Amazon liked what it saw with customer engagement and its Prime Video service in the fiscal year and fourth quarter (ended Dec. 31), and will continue investing heavily in the service, according to Amazon CFO Brian Olsavsky.
The company saw a “doubling” of Prime video usage hours in 2016 and “our customers have responded really well to the shows that we’ve created,” he said on an earnings call Feb. 2. At the same time, Amazon is pleased with the studios and other content partners it’s been able to work with for the video service, he told analysts.
Amazon expanded Prime Video globally to more than 200 countries in December. Partially as a result of that, Amazon’s investment in video “did step up in the second half of last year, including marketing — and that will continue in 2017 and likely beyond,” Olsavsky said. Original content for Prime Video is a “fixed cost expense” now, he also said, adding: “The more we can amortize it over a large base, the better off we’ll be.”
But Amazon shares were down 3.04% at $814.49 in early afternoon trading Feb. 3, at least in part because revenue came in somewhat lower than analysts had projected.
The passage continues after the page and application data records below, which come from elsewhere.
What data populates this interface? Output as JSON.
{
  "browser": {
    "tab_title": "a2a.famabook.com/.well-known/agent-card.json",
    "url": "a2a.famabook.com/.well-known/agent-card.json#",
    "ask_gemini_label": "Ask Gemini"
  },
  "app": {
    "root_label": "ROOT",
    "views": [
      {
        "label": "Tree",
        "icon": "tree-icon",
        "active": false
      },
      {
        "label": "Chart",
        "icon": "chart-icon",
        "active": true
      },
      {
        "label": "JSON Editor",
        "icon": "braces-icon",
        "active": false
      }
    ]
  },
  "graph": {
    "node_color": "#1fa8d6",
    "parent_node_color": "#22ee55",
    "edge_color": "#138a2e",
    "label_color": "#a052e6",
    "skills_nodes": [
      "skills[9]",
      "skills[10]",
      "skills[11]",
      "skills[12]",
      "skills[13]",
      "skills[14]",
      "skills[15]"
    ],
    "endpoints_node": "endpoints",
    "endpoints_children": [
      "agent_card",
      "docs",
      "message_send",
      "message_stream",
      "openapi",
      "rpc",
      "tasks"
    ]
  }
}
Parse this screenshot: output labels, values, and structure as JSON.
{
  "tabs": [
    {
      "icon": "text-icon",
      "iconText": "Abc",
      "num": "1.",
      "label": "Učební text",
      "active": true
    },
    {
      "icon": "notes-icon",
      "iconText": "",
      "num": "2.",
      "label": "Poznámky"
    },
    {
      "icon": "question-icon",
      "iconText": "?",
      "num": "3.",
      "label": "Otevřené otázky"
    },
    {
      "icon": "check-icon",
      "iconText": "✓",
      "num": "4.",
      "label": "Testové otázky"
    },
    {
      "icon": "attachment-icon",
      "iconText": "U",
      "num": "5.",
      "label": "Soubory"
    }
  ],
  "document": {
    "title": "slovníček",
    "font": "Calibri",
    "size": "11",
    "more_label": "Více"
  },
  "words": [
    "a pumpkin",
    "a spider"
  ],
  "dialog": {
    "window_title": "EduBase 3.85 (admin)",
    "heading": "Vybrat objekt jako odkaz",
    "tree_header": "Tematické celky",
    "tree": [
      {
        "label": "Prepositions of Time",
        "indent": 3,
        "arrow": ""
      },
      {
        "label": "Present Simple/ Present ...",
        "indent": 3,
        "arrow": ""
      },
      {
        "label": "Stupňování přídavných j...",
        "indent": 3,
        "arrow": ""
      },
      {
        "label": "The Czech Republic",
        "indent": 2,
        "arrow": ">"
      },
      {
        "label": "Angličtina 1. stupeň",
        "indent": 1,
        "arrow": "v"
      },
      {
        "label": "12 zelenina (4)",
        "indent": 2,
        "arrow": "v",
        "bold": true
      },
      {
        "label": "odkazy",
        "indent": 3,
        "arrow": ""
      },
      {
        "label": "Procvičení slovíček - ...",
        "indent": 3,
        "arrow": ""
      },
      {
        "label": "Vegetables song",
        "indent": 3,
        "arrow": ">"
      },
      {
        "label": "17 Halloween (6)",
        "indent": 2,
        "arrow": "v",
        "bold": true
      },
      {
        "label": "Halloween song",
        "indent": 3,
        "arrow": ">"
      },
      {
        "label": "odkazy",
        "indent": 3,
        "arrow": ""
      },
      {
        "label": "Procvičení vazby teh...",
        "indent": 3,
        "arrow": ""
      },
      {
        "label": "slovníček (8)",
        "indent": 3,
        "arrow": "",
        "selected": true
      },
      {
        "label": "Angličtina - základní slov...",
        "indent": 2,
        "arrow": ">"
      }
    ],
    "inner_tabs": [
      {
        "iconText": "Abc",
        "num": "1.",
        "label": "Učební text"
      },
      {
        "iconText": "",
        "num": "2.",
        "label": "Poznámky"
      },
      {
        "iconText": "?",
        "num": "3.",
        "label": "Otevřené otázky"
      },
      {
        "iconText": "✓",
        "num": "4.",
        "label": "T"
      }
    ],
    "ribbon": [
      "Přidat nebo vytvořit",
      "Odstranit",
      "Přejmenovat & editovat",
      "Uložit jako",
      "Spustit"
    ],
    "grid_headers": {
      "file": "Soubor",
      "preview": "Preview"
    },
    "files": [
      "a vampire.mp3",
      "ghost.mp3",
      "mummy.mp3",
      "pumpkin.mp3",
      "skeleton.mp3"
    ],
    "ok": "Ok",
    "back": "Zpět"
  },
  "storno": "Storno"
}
Although Amazon revenue was “a bit light of consensus” analysts’ estimates, Baird Equity Research analyst Colin Sebastian said in a Feb. 3 research note that gross margin and consolidated segment operating income were higher than his estimates, “largely due to favorable segment mix” and margin expansion in the company’s Amazon Web Services cloud business.
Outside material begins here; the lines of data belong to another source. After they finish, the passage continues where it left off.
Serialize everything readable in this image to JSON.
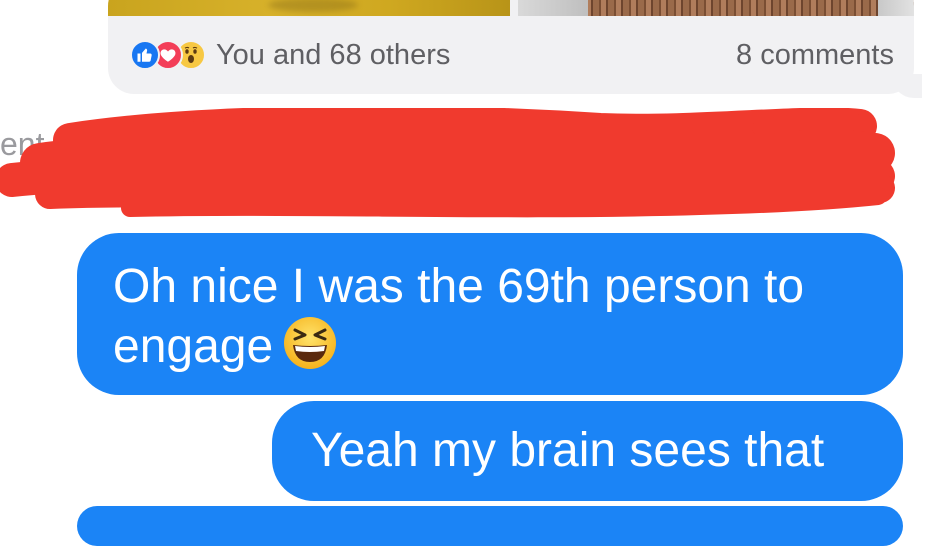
{
  "post": {
    "reaction_icons": [
      "like-icon",
      "love-icon",
      "wow-icon"
    ],
    "reaction_summary": "You and 68 others",
    "comment_count": "8 comments"
  },
  "hidden_message": {
    "visible_fragment": "ent a"
  },
  "messages": [
    {
      "text_line1": "Oh nice I was the 69th person to",
      "text_line2": "engage",
      "emoji": "grinning-squinting-face-icon"
    },
    {
      "text": "Yeah my brain sees that"
    }
  ],
  "colors": {
    "bubble_blue": "#1b84f6",
    "redaction_red": "#f03a2e",
    "post_background": "#f1f1f3",
    "like_blue": "#1877f2",
    "love_red": "#f33e58",
    "wow_yellow": "#f7c843"
  }
}
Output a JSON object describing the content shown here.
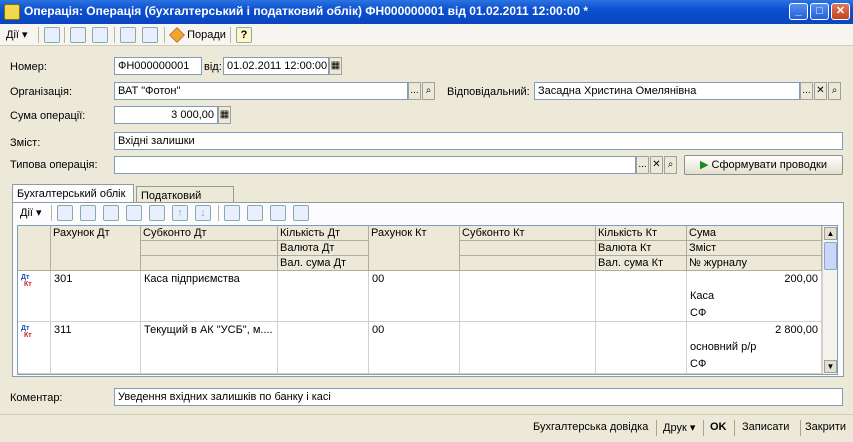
{
  "window": {
    "title": "Операція: Операція (бухгалтерський і податковий облік) ФН000000001 від 01.02.2011 12:00:00 *",
    "min_label": "_",
    "max_label": "□",
    "close_label": "✕"
  },
  "toolbar": {
    "actions_label": "Дії",
    "actions_arrow": "▾",
    "tips_label": "Поради",
    "help_label": "?"
  },
  "form": {
    "number_label": "Номер:",
    "number_value": "ФН000000001",
    "date_label": "від:",
    "date_value": "01.02.2011 12:00:00",
    "org_label": "Організація:",
    "org_value": "ВАТ \"Фотон\"",
    "responsible_label": "Відповідальний:",
    "responsible_value": "Засадна Христина Омелянівна",
    "amount_label": "Сума операції:",
    "amount_value": "3 000,00",
    "content_label": "Зміст:",
    "content_value": "Вхідні залишки",
    "typical_label": "Типова операція:",
    "typical_value": "",
    "generate_button": "Сформувати проводки",
    "comment_label": "Коментар:",
    "comment_value": "Уведення вхідних залишків по банку і касі"
  },
  "field_buttons": {
    "ellipsis": "...",
    "clear": "✕",
    "search": "⌕"
  },
  "tabs": [
    "Бухгалтерський облік",
    "Податковий облік"
  ],
  "grid_toolbar": {
    "actions_label": "Дії",
    "actions_arrow": "▾"
  },
  "grid": {
    "headers": {
      "account_dt": "Рахунок Дт",
      "subconto_dt": "Субконто Дт",
      "qty_dt": "Кількість Дт",
      "currency_dt": "Валюта Дт",
      "cur_amount_dt": "Вал. сума Дт",
      "account_kt": "Рахунок Кт",
      "subconto_kt": "Субконто Кт",
      "qty_kt": "Кількість Кт",
      "currency_kt": "Валюта Кт",
      "cur_amount_kt": "Вал. сума Кт",
      "sum": "Сума",
      "content": "Зміст",
      "journal_no": "№ журналу"
    },
    "row_badge": {
      "dt": "Дт",
      "kt": "Кт"
    },
    "rows": [
      {
        "account_dt": "301",
        "subconto_dt": "Каса підприємства",
        "account_kt": "00",
        "sum": "200,00",
        "content": "Каса",
        "journal_no": "СФ"
      },
      {
        "account_dt": "311",
        "subconto_dt": "Текущий в АК \"УСБ\", м....",
        "account_kt": "00",
        "sum": "2 800,00",
        "content": "основний р/р",
        "journal_no": "СФ"
      }
    ]
  },
  "scrollbar": {
    "up": "▲",
    "down": "▼"
  },
  "statusbar": {
    "report_label": "Бухгалтерська довідка",
    "print_label": "Друк",
    "print_arrow": "▾",
    "ok_label": "OK",
    "save_label": "Записати",
    "close_label": "Закрити"
  }
}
Sales continued to grow in Amazon Web Services during the fourth quarter, increasing to $3.5 billion from $2.4 billion a year earlier. But analysts had been expecting somewhat stronger growth than that.
At least some of the slower-than-expected growth in Amazon Web Services revenue can be chalked up to the seven price cuts that Olsavsky said Amazon made in its cloud service offerings in the fourth quarter. “About a third of the impact” from the price cutting “was seen in Q4,” he said, but added: “That’s going to be constant in this business. We’ve been pretty clear that this business is all about creating new functionality for customers, giving price cuts and then working on the operating efficiencies.” Therefore, Amazon was “very pleased with Q4 and the pace of the business,” he said, noting that new services and features last year totaled more than 1,000 versus 700 in 2015. “So, we continue to innovate on behalf of customers,” he said, pointing out that large customers now include Salesforce.
Amazon also continues to invest heavily in its artificial intelligence (AI)-driven Alexa Voice Service that’s featured in several devices by the company and now third-party manufacturers as well. Those products include the Amazon Echo, one of the top-selling products this past holiday season.
Amazon also added Alexa capabilities to its tablets and Fire TV devices, which Olsavsky said “make the devices better and [also] builds engagement — not only with Echo and Alexa, but also with Amazon.”
“We’ve added 4,000 skills to Alexa since I last spoke to you in October and we’re working with a lot of major companies as they add abilities, too, for our customer base,” he told analysts. He added that “tens of thousands of developers are building new skills for Alexa, so the skills addition should continue, and — just as importantly — tens of thousands of developers are also using the Alexa Voice Service to help integrate Alexa into their products, which then creates a great network effect.”
It was “still very early days,” he said, when asked to quantify retail sales through Echo devices. Therefore, “that’s not material,” he said, but added: “The engagement is just like any other Prime benefit or investment that we have. We do look at engagement and we like the engagement of customers who have Echoes.” He went on to say that holiday season unit sales of Echo devices were nine times greater than they were a year earlier.
Although the $33.25 billion-$35.75 billion (14-23% growth) first-quarter forecast that Amazon provided was lower than what analysts had expected, RBC Capital Markets analyst Mark Mahaney said in a Feb. 3 research note that the projection “implies very consistent growth” for the company. Amazon’s wide $250 million-$900 million operating income estimate, meanwhile, was also lower than what analysts had expected and weaker than the $1.1 billion operating profit Amazon reported for its prior Q1. But Mahaney said Amazon’s guidance “reflects ongoing investment” in video, Alexa, its expansion in India and other areas of the company’s business.
Wedbush Securities analyst Michael Pachter said in a research note that he expected Amazon to “continue delivering substantial earnings growth.”